(Element data from apps and pages)

______

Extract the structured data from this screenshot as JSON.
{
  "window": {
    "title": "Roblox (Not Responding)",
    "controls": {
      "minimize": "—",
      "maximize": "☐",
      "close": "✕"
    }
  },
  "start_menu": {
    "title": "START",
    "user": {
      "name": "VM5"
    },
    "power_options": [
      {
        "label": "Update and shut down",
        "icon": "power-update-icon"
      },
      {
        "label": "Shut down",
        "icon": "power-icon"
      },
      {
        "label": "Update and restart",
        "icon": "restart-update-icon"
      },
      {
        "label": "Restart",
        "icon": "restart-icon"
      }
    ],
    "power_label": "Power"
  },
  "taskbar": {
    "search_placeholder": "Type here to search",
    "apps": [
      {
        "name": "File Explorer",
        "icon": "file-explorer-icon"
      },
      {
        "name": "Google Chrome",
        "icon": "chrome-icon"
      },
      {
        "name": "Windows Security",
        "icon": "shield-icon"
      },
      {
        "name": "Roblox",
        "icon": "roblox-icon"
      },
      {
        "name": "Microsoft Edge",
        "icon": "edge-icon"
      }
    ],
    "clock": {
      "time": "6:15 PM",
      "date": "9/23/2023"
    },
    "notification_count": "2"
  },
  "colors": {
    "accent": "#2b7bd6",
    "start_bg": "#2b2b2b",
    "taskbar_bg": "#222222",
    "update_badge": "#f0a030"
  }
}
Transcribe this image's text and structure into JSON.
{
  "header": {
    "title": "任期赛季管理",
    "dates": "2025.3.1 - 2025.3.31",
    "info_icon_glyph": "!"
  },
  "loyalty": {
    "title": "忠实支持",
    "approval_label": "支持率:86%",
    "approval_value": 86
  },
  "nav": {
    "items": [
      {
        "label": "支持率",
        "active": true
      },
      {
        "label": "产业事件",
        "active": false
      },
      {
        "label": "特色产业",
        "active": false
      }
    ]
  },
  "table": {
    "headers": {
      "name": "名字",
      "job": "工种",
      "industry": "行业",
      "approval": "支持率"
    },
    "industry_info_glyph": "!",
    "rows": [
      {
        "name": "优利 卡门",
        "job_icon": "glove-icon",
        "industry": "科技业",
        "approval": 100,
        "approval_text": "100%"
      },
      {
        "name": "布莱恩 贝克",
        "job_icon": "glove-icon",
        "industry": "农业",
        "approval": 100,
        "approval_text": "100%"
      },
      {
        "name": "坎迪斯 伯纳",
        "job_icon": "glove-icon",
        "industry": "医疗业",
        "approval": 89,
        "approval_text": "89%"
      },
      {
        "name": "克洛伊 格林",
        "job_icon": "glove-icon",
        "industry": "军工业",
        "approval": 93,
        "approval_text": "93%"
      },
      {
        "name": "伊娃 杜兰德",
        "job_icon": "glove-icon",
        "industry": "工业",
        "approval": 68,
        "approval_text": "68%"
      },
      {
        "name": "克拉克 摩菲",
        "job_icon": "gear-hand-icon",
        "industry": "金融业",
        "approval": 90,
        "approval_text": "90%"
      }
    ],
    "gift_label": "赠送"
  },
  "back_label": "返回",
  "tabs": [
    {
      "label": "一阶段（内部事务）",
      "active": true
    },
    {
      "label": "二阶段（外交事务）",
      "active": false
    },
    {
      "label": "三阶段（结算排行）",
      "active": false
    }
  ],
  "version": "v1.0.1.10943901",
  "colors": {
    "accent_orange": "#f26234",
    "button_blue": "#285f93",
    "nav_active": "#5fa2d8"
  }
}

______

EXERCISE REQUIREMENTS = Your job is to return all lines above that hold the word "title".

ANSWER BOX =
    "title": "Roblox (Not Responding)",
    "title": "START",
    "title": "任期赛季管理",
    "title": "忠实支持",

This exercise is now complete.